The centers will study how complex health care delivery systems disseminate evidence-based findings and provide lessons learned to inform the dissemination of findings in other settings. Increasingly, clinicians work within complex health systems. Understanding how health systems disseminate information on what works and what does not work will facilitate successful dissemination of evidence-based practices moving forward.
“This award represents an unprecedented opportunity to spread the relatively small pockets of health system high performance now occurring in the United States to the entire country,” says Stephen Shortell, Blue Cross of California Distinguished Professor, Health Policy and Management, and faculty director of CHOIR.
The center Berkeley is participating in will conduct a national survey of health care organizations and systems throughout the United States, as well as conduct qualitative research, in order to better understand the inner workings of health care systems, in particular how they adopt and implement biomedical, delivery, and patient engagement innovations.
“We are interested in how the organizations accelerate the adoption of effective interventions,” says Elliott Fisher, director of TDI and principal investigator of the new Center for Excellence. “We want to be able to target interventions to those most likely to benefit, and limit the use of low-value interventions.”
This collaborative center’s work will build on the base of knowledge already developed by the investigators at the three organizations, including taxonomies of health care systems, physician organizations, and accountable care organizations. HVHC is a consortium of 17 health care delivery systems that provide care to over 70 million people in 31 states. Its mission is to improve healthcare value for its service population while serving as a model for national health care reform.
“Results of this work promise to save lives, improve quality of care, and lower costs,” says Dr. Lucy Savitz of HVHC. Dr. Savitz, Intermountain Healthcare, and Dr. Nilay Shah, Mayo Clinic, are research leads for the new center, representing HVHC.

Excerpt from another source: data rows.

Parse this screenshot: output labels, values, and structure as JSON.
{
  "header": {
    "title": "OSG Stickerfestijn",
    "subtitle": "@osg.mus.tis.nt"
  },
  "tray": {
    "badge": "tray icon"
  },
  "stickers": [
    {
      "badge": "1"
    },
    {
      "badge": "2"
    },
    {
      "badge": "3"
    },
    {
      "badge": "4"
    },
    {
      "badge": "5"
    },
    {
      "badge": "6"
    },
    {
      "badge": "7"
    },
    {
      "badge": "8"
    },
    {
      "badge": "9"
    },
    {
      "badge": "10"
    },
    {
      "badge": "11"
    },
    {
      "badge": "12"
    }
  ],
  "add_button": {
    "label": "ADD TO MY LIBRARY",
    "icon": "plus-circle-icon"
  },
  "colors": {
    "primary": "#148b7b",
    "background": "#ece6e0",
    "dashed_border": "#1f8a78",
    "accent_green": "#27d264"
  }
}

The new center will draw on implementation science and organizational change frameworks to take on five initial projects. One will look at the impact of environmental influences on the emergence of integrated care systems more broadly. Another will investigate the implementation and success of internal management and incentive systems. The remaining three will look at the adoption and use of innovations in diverse health care systems in the following areas: biomedical, care delivery, and patient engagement.
“The center will provide a unique opportunity to examine the impact of patient engagement strategies used by practices on clinical outcomes as well as patient-reported outcomes of care, including patients’ physical and social functioning,” says Hector Rodriguez, associate director of CHOIR, about the patient engagement project.
The AHRQ Centers of Excellence project is funded by the Patient Centered Outcomes Research Trust Fund, which was created by the Affordable Care Act to assist, through research, patients, clinicians, purchasers and policy makers, in making informed health decisions by advancing the quality and relevance of evidence-based medicine. The grants will begin in September this year.
By Linda Anderberg
- New AHRQ-Funded Centers to Study Health Systems and Their Efforts to Disseminate Patient-Centered Outcomes Research